What is a good credit mix?
An ideal credit mix includes a blend of revolving and installment credit. … If you don’t have an installment loan and only have credit cards, consider opening a small personal loan or other types of secured loan. This will demonstrate your ability to manage different types of credit.
What is price of risk?
Financial Terms By: m. Market price of risk. A measure of the extra return, or risk premium, that investors demand to bear risk. The reward-to-risk ratio of the market portfolio.
How do banks manage credit risk?
5 Best Practices to Manage Credit Risk in Banking Sector1) Setting up an Ideal Credit Risk Environment. … 2) Formulating a Full Proof Credit Granting Process. … 3) Securing Control Over Credit Risks. … 4) Intelligent Recruitment of Human Resource. … 5) Incorporation of Effective Information System.

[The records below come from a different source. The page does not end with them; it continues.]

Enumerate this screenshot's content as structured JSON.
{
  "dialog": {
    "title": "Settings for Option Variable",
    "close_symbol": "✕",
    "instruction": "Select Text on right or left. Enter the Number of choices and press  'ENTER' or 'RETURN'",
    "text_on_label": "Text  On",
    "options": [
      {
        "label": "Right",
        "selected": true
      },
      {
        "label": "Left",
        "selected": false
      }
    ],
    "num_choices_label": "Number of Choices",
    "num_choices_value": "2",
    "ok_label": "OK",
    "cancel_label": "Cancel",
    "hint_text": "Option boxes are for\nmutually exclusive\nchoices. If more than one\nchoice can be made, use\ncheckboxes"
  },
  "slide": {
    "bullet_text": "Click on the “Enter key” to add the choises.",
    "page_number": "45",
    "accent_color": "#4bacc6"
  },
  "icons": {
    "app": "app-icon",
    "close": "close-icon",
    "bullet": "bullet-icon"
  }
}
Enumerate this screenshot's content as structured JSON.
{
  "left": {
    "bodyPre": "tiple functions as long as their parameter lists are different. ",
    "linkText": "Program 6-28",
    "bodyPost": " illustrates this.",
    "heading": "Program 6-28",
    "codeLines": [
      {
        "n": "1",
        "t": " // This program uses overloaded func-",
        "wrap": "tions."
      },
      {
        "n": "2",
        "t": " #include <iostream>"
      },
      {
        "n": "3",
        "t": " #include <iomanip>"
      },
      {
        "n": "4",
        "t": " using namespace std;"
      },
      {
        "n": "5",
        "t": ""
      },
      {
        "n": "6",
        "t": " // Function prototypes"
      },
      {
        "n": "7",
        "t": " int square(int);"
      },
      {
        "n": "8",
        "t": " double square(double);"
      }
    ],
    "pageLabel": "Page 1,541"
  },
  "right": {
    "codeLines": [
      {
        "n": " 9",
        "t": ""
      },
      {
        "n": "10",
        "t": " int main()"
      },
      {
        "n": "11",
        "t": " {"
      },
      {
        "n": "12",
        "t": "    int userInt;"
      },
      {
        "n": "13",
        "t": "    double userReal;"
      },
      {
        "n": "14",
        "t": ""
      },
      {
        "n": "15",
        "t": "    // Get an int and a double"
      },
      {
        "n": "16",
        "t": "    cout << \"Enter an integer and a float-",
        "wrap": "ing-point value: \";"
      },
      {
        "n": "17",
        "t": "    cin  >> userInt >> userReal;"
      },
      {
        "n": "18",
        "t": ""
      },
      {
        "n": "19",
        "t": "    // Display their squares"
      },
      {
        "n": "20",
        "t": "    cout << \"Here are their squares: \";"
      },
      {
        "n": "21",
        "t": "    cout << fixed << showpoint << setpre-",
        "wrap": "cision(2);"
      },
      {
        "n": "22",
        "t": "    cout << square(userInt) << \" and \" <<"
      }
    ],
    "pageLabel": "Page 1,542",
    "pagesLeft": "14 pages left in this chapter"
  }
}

How can credit risk be reduced?
Here are seven basic ways to lower the risk of not getting your money.Thoroughly check a new customer’s credit record. … Use that first sale to start building the customer relationship. … Establish credit limits. … Make sure the credit terms of your sales agreements are clear. … Use credit and/or political risk insurance.More items…•
What are the types of bank risks?
Eight types of bank risksCredit risk.Market risk.Operational risk.Liquidity risk.Business risk.Reputational risk.Systemic risk.Moral hazard.
Who are exposed to credit risk?
Any business that offers credit or loans to customers is exposed to credit risk. That includes trading businesses that provide goods or services, but it also includes banks, credit card providers, mortgage providers, utilities companies and bond purchasers, among others.
What your credit score is made up of?
FICO Scores are calculated using many different pieces of credit data in your credit report. This data is grouped into five categories: payment history (35%), amounts owed (30%), length of credit history (15%), new credit (10%) and credit mix (10%).
What is high credit risk?
A higher credit rating means that lenders will see you as more ‘creditworthy’ and may be able to offer you their best terms on a loan. Being considered ‘high risk’ is not a death sentence; it does not bar you from getting an installment loan.
How is credit risk calculated?
Consumer credit risk can be measured by the five Cs: credit history, capacity to repay, capital, the loan’s conditions, and associated collateral. Consumers posing higher credit risks usually end up paying higher interest rates on loans.
What causes credit risk?
The main sources of credit risk that have been identified in the literature include, limited institutional capacity, inappropriate credit policies, volatile interest rates, poor management, inappropriate laws, low capital and liquidity levels, massive licensing of banks, poor loan underwriting, reckless lending, poor …